• _Material provided_:
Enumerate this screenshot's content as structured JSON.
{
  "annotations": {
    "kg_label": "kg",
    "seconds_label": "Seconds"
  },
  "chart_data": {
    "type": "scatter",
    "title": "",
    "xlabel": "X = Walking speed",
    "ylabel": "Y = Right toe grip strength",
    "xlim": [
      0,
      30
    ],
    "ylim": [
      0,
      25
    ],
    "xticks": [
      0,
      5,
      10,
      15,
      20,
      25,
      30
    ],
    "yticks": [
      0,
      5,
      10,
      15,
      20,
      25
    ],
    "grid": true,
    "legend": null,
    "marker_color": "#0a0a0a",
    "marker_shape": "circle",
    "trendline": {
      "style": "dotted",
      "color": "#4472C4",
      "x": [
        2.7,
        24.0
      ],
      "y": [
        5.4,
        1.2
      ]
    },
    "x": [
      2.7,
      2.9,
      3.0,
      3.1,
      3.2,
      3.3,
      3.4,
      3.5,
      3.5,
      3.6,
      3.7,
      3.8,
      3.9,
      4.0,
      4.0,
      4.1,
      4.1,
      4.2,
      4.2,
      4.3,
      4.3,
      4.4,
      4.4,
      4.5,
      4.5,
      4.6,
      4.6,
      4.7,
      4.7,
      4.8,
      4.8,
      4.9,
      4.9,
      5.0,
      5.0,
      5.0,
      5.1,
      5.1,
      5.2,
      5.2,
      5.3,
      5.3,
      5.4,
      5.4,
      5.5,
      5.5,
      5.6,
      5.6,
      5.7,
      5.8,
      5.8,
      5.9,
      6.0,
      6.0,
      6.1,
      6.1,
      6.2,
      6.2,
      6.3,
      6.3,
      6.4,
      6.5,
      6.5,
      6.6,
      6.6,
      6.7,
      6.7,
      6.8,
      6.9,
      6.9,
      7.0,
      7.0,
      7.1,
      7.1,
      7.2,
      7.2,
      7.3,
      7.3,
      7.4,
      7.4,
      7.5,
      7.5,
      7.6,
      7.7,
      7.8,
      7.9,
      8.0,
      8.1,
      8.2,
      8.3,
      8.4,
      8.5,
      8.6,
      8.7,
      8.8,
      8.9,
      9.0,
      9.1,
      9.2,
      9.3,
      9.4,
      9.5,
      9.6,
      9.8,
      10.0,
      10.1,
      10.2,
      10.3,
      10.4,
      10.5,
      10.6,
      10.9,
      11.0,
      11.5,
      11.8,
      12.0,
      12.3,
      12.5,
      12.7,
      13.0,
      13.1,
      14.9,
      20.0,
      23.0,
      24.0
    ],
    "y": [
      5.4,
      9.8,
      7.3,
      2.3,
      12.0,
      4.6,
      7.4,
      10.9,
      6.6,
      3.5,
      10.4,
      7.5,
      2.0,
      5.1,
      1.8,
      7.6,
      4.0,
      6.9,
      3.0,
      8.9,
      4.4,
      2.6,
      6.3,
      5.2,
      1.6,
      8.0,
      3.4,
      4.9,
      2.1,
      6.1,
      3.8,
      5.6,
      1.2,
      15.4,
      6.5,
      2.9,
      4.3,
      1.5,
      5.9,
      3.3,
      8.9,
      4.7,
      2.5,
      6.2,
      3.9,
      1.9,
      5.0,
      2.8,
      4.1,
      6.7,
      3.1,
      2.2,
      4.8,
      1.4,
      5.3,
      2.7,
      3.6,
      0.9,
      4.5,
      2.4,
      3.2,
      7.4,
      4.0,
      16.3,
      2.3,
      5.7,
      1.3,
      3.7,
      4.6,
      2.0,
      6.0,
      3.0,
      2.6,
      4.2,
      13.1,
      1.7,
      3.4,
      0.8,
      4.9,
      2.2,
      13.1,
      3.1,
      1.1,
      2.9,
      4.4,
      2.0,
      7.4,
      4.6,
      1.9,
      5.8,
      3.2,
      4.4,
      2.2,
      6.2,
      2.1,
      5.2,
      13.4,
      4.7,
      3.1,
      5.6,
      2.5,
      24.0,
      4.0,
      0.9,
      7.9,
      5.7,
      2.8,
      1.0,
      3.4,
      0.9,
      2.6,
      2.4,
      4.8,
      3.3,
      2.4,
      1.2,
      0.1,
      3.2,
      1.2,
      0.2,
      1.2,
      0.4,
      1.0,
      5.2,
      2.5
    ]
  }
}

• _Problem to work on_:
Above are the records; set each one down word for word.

• _Problem solution_:
Enumerate this screenshot's content as structured JSON.
{
  "annotations": {
    "kg_label": "kg",
    "seconds_label": "Seconds"
  },
  "chart_data": {
    "type": "scatter",
    "title": "",
    "xlabel": "X = Walking speed",
    "ylabel": "Y = Right toe grip strength",
    "xlim": [
      0,
      30
    ],
    "ylim": [
      0,
      25
    ],
    "xticks": [
      0,
      5,
      10,
      15,
      20,
      25,
      30
    ],
    "yticks": [
      0,
      5,
      10,
      15,
      20,
      25
    ],
    "grid": true,
    "legend": null,
    "marker_color": "#0a0a0a",
    "marker_shape": "circle",
    "trendline": {
      "style": "dotted",
      "color": "#4472C4",
      "x": [
        2.7,
        24.0
      ],
      "y": [
        5.4,
        1.2
      ]
    },
    "x": [
      2.7,
      2.9,
      3.0,
      3.1,
      3.2,
      3.3,
      3.4,
      3.5,
      3.5,
      3.6,
      3.7,
      3.8,
      3.9,
      4.0,
      4.0,
      4.1,
      4.1,
      4.2,
      4.2,
      4.3,
      4.3,
      4.4,
      4.4,
      4.5,
      4.5,
      4.6,
      4.6,
      4.7,
      4.7,
      4.8,
      4.8,
      4.9,
      4.9,
      5.0,
      5.0,
      5.0,
      5.1,
      5.1,
      5.2,
      5.2,
      5.3,
      5.3,
      5.4,
      5.4,
      5.5,
      5.5,
      5.6,
      5.6,
      5.7,
      5.8,
      5.8,
      5.9,
      6.0,
      6.0,
      6.1,
      6.1,
      6.2,
      6.2,
      6.3,
      6.3,
      6.4,
      6.5,
      6.5,
      6.6,
      6.6,
      6.7,
      6.7,
      6.8,
      6.9,
      6.9,
      7.0,
      7.0,
      7.1,
      7.1,
      7.2,
      7.2,
      7.3,
      7.3,
      7.4,
      7.4,
      7.5,
      7.5,
      7.6,
      7.7,
      7.8,
      7.9,
      8.0,
      8.1,
      8.2,
      8.3,
      8.4,
      8.5,
      8.6,
      8.7,
      8.8,
      8.9,
      9.0,
      9.1,
      9.2,
      9.3,
      9.4,
      9.5,
      9.6,
      9.8,
      10.0,
      10.1,
      10.2,
      10.3,
      10.4,
      10.5,
      10.6,
      10.9,
      11.0,
      11.5,
      11.8,
      12.0,
      12.3,
      12.5,
      12.7,
      13.0,
      13.1,
      14.9,
      20.0,
      23.0,
      24.0
    ],
    "y": [
      5.4,
      9.8,
      7.3,
      2.3,
      12.0,
      4.6,
      7.4,
      10.9,
      6.6,
      3.5,
      10.4,
      7.5,
      2.0,
      5.1,
      1.8,
      7.6,
      4.0,
      6.9,
      3.0,
      8.9,
      4.4,
      2.6,
      6.3,
      5.2,
      1.6,
      8.0,
      3.4,
      4.9,
      2.1,
      6.1,
      3.8,
      5.6,
      1.2,
      15.4,
      6.5,
      2.9,
      4.3,
      1.5,
      5.9,
      3.3,
      8.9,
      4.7,
      2.5,
      6.2,
      3.9,
      1.9,
      5.0,
      2.8,
      4.1,
      6.7,
      3.1,
      2.2,
      4.8,
      1.4,
      5.3,
      2.7,
      3.6,
      0.9,
      4.5,
      2.4,
      3.2,
      7.4,
      4.0,
      16.3,
      2.3,
      5.7,
      1.3,
      3.7,
      4.6,
      2.0,
      6.0,
      3.0,
      2.6,
      4.2,
      13.1,
      1.7,
      3.4,
      0.8,
      4.9,
      2.2,
      13.1,
      3.1,
      1.1,
      2.9,
      4.4,
      2.0,
      7.4,
      4.6,
      1.9,
      5.8,
      3.2,
      4.4,
      2.2,
      6.2,
      2.1,
      5.2,
      13.4,
      4.7,
      3.1,
      5.6,
      2.5,
      24.0,
      4.0,
      0.9,
      7.9,
      5.7,
      2.8,
      1.0,
      3.4,
      0.9,
      2.6,
      2.4,
      4.8,
      3.3,
      2.4,
      1.2,
      0.1,
      3.2,
      1.2,
      0.2,
      1.2,
      0.4,
      1.0,
      5.2,
      2.5
    ]
  }
}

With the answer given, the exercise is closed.